Sister Loretta is survived by her sister, Mary Ann Grazier.
Sinsinawa Dominican Sister Marise Barry, 87, died Feb. 6, in Sinsinawa, Wisconsin.
Born in Chicago, Sister Marise made her first religious profession in 1951 and her perpetual profession in 1954.
She taught, served as a principal, was in congregation leadership worked in the social service field.
In the Archdiocese of Chicago, Sister Marise taught at Immaculate Conception (1968-1970) and served as provincial for the Eastern Province of the Sinsinawa Dominicans while living in River Forest (1992-1998).
Jesuit Father Philip J. Grib, 80, died on Feb. 8 at Resurrection Hospital.
Born in Chicago, he graduated from St. Ignatius College Prep and earned a bachelor’s degree in Latin, Greek and philosophy from Xavier University in Cincinnati, followed by a law degree from the University of Chicago before entering the Society of Jesus in 1964.
During his Jesuit formation, he taught U.S. history and English at Loyola Academy in Wilmette, and worked in campus ministry Loyola University Chicago following his ordination in 1972. He went on to teach law and moral theology at Loyola University for 11 years and served as chaplain in the school of law.
After a sabbatical, Father Grib moved completely into pastoral ministry.

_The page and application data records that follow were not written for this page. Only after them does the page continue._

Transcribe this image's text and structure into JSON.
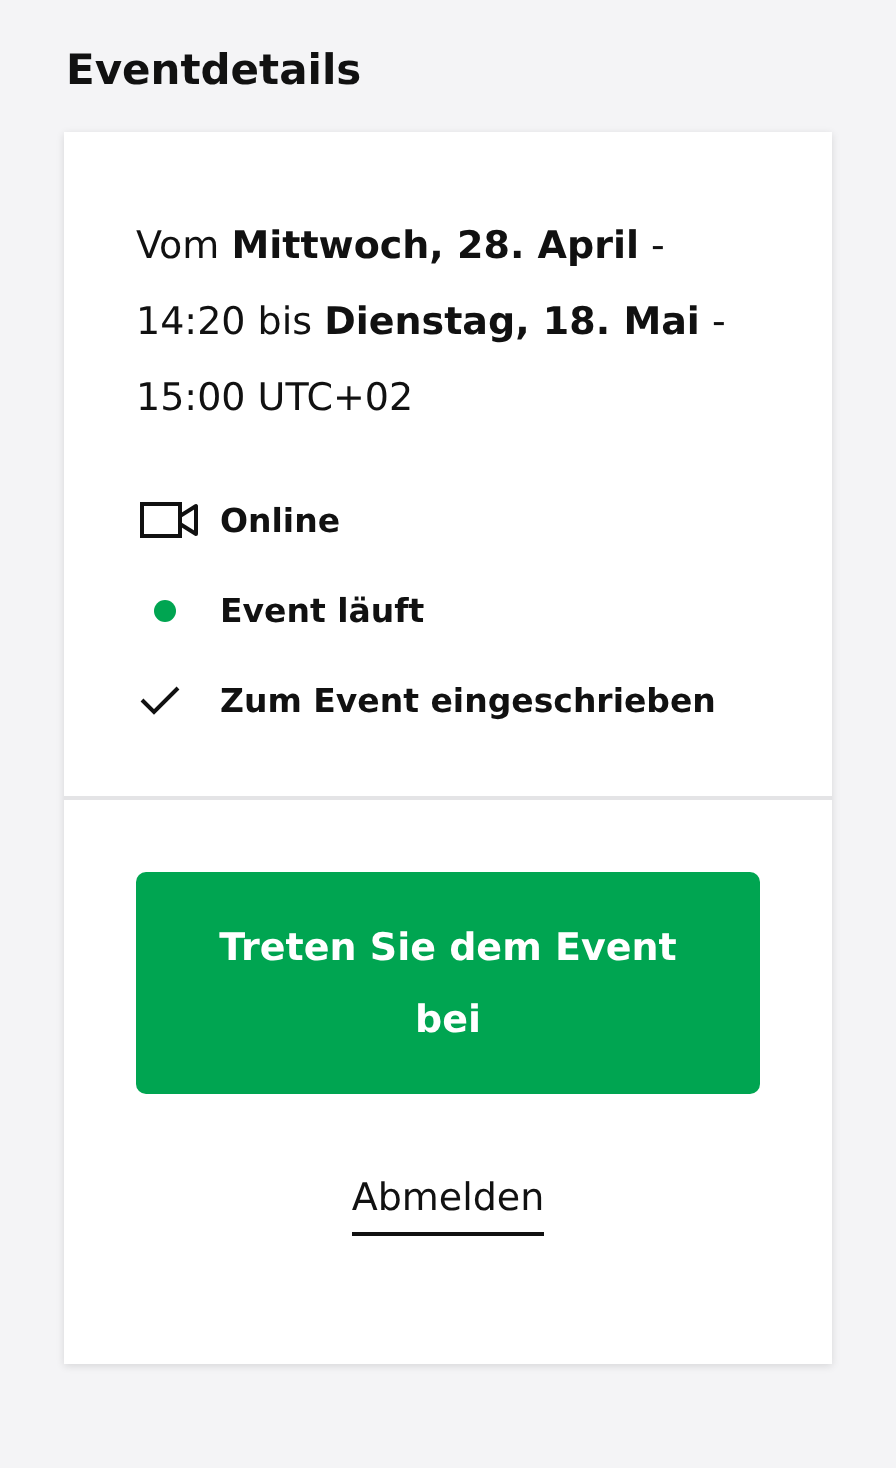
{
  "heading": "Eventdetails",
  "card": {
    "date_text": "Vom **Mittwoch, 28. April** - 14:20 bis **Dienstag, 18. Mai** - 15:00 UTC+02",
    "info": [
      {
        "kind": "video",
        "label": "Online"
      },
      {
        "kind": "status",
        "label": "Event läuft",
        "color": "#00a551"
      },
      {
        "kind": "check",
        "label": "Zum Event eingeschrieben"
      }
    ],
    "join_button": "Treten Sie dem Event bei",
    "leave_link": "Abmelden"
  }
}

He was an associate pastor at St. Constance Parish (1996-1999). In 1999, he moved to St. Eugene Parish in Chicago, where he served until his death.
Father Grib was a musician and clarinet player. For a while, Father Grib served as the chaplain for the International Polka Society.